Apple Inc. and Microsoft Corp., in a joint venture called Rockstar Bidco LP, won court permission to buy the patent portfolio of Nortel Networks Corp. for $4.5 billion after outbidding Google Inc. in the biggest patent auction in history.
In a joint hearing today, U.S. Bankruptcy Judge Kevin Gross in Wilmington, Delaware, and Ontario Superior Court Judge Geoffrey Morawetz in Toronto approved the sale of more than 6,000 patents and applications related to wireless and Internet technology.
“This truly is a ‘wow’ transaction,” said David H. Botter, an attorney for the main committee of Nortel’s unsecured U.S. creditors.
After Nortel filed for bankruptcy in 2009, it began selling its businesses, raising about $3 billion before the June patent auction. The patent portfolio was the last major asset Nortel had to sell, and will boost creditor recoveries. The sale should close within 30 days, Lisa Schweitzer, a bankruptcy attorney for Nortel said in court today.
The winning group includes competitors-turned-partners of Apple, such as Microsoft, Research In Motion Ltd., Sony Corp., Ericsson AB and EMC Corp., Nortel said in a statement.
The auction, held June 27 to June 30, involved 19 rounds of bidding and began with an opening bid from Intel Corp., Schweitzer said.
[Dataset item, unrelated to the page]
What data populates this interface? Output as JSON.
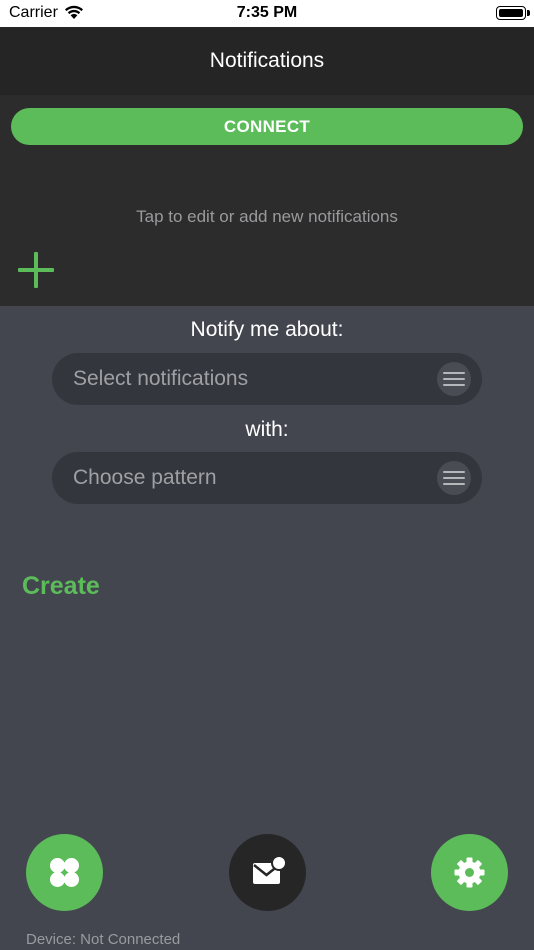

Before the auction, Google signed a contract to be the so-called stalking-horse bidder with a guaranteed offer of $900 million.
That offer, which entitles the Internet search company to a breakup fee of $25 million plus expenses, was exceeded by Intel when the auction started and then followed by more offers, some in writing, some made orally, Schweitzer said.
Three companies and two groups competed in the first round of bidding: Apple, Google, Intel, the initial Rockstar group that didn’t include Apple, and Norpax LLC, a group led by patent-buying company RPX Corp., according to court records filed in Toronto.
The minimum increase in the bids rose from $5 million to $100 million after the second round of bids. After five rounds of bidding, Apple joined Microsoft as part of the Rockstar bid and Intel dropped out, according to Canadian court records.
Google and Intel joined forces after eight rounds of bidding and together stayed in the auction until the 19th round, which was won by the Rockstar group.
Nortel’s bonds climbed after the auction results were announced, with some selling for more than 100 cents on the dollar. Nortel’s $450 million of 10.75 percent bonds that mature in July 2016 closed today at 108.5 cents on the dollar, according to Trace, the bond-price reporting system of the Financial Industry Regulatory Authority. That’s down slightly from its close on July 8, when bonds hit almost 109 cents on the dollar, their highest close since the company sold the debt in January 2008.
Nortel’s 6 7/8 bonds due in 2023 fell 5.45 percent today to 73.75 cents on the dollar, according to Trace. On July 1, the day that Nortel announced the auction results, the bonds more than doubled, from 33 cents on the dollar to 69 cents on the dollar.
The bankruptcy case is Nortel Networks Inc., 09-10138, U.S. Bankruptcy Court, District of Delaware (Wilmington).